The records are to be repeated in full. Every line must match.

Segment Start: Extracted information

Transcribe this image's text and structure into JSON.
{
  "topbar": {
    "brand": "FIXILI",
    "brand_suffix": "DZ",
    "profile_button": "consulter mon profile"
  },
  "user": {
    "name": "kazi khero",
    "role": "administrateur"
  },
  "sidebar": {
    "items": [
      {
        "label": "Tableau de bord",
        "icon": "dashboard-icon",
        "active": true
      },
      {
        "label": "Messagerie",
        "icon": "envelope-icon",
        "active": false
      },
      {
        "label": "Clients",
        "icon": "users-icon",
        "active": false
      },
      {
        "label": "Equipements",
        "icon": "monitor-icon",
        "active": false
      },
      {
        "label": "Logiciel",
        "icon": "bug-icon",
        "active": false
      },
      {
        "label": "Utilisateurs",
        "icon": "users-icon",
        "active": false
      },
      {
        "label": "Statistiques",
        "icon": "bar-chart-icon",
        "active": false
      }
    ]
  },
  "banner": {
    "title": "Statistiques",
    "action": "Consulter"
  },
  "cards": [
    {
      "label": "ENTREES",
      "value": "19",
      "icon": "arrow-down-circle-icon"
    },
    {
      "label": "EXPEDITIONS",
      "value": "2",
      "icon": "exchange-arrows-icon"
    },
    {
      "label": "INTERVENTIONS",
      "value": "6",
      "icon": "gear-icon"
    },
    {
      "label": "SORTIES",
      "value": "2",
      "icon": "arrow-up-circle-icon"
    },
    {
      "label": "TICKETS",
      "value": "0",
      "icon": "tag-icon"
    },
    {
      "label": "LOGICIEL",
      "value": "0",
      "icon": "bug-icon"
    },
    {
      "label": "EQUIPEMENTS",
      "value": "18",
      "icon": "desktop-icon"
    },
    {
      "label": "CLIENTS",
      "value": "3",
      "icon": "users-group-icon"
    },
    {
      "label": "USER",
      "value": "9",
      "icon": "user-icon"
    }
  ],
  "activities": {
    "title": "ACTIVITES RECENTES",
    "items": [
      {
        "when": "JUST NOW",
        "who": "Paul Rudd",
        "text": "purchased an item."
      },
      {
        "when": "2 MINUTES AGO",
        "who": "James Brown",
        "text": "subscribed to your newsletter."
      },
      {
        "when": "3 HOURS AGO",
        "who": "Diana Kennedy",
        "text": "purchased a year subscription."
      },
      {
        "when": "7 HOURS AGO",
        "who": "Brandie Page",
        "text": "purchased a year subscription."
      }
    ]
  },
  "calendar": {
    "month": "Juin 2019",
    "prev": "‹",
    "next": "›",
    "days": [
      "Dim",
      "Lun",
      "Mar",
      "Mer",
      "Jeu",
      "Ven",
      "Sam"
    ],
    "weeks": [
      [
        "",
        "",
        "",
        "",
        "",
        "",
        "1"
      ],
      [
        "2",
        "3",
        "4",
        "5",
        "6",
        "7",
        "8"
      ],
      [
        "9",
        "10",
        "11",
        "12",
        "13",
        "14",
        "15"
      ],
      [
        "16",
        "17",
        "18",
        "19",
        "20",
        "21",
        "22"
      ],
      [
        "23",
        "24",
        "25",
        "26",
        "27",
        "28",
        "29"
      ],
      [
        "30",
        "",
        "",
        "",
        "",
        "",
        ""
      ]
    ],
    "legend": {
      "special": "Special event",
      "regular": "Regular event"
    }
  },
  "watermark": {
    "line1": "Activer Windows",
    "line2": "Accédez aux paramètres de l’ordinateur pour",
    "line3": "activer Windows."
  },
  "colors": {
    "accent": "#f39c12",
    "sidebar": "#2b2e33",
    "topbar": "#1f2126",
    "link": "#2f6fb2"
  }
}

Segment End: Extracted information

Response to the exercise »
Transcribe this image's text and structure into JSON.
{
  "topbar": {
    "brand": "FIXILI",
    "brand_suffix": "DZ",
    "profile_button": "consulter mon profile"
  },
  "user": {
    "name": "kazi khero",
    "role": "administrateur"
  },
  "sidebar": {
    "items": [
      {
        "label": "Tableau de bord",
        "icon": "dashboard-icon",
        "active": true
      },
      {
        "label": "Messagerie",
        "icon": "envelope-icon",
        "active": false
      },
      {
        "label": "Clients",
        "icon": "users-icon",
        "active": false
      },
      {
        "label": "Equipements",
        "icon": "monitor-icon",
        "active": false
      },
      {
        "label": "Logiciel",
        "icon": "bug-icon",
        "active": false
      },
      {
        "label": "Utilisateurs",
        "icon": "users-icon",
        "active": false
      },
      {
        "label": "Statistiques",
        "icon": "bar-chart-icon",
        "active": false
      }
    ]
  },
  "banner": {
    "title": "Statistiques",
    "action": "Consulter"
  },
  "cards": [
    {
      "label": "ENTREES",
      "value": "19",
      "icon": "arrow-down-circle-icon"
    },
    {
      "label": "EXPEDITIONS",
      "value": "2",
      "icon": "exchange-arrows-icon"
    },
    {
      "label": "INTERVENTIONS",
      "value": "6",
      "icon": "gear-icon"
    },
    {
      "label": "SORTIES",
      "value": "2",
      "icon": "arrow-up-circle-icon"
    },
    {
      "label": "TICKETS",
      "value": "0",
      "icon": "tag-icon"
    },
    {
      "label": "LOGICIEL",
      "value": "0",
      "icon": "bug-icon"
    },
    {
      "label": "EQUIPEMENTS",
      "value": "18",
      "icon": "desktop-icon"
    },
    {
      "label": "CLIENTS",
      "value": "3",
      "icon": "users-group-icon"
    },
    {
      "label": "USER",
      "value": "9",
      "icon": "user-icon"
    }
  ],
  "activities": {
    "title": "ACTIVITES RECENTES",
    "items": [
      {
        "when": "JUST NOW",
        "who": "Paul Rudd",
        "text": "purchased an item."
      },
      {
        "when": "2 MINUTES AGO",
        "who": "James Brown",
        "text": "subscribed to your newsletter."
      },
      {
        "when": "3 HOURS AGO",
        "who": "Diana Kennedy",
        "text": "purchased a year subscription."
      },
      {
        "when": "7 HOURS AGO",
        "who": "Brandie Page",
        "text": "purchased a year subscription."
      }
    ]
  },
  "calendar": {
    "month": "Juin 2019",
    "prev": "‹",
    "next": "›",
    "days": [
      "Dim",
      "Lun",
      "Mar",
      "Mer",
      "Jeu",
      "Ven",
      "Sam"
    ],
    "weeks": [
      [
        "",
        "",
        "",
        "",
        "",
        "",
        "1"
      ],
      [
        "2",
        "3",
        "4",
        "5",
        "6",
        "7",
        "8"
      ],
      [
        "9",
        "10",
        "11",
        "12",
        "13",
        "14",
        "15"
      ],
      [
        "16",
        "17",
        "18",
        "19",
        "20",
        "21",
        "22"
      ],
      [
        "23",
        "24",
        "25",
        "26",
        "27",
        "28",
        "29"
      ],
      [
        "30",
        "",
        "",
        "",
        "",
        "",
        ""
      ]
    ],
    "legend": {
      "special": "Special event",
      "regular": "Regular event"
    }
  },
  "watermark": {
    "line1": "Activer Windows",
    "line2": "Accédez aux paramètres de l’ordinateur pour",
    "line3": "activer Windows."
  },
  "colors": {
    "accent": "#f39c12",
    "sidebar": "#2b2e33",
    "topbar": "#1f2126",
    "link": "#2f6fb2"
  }
}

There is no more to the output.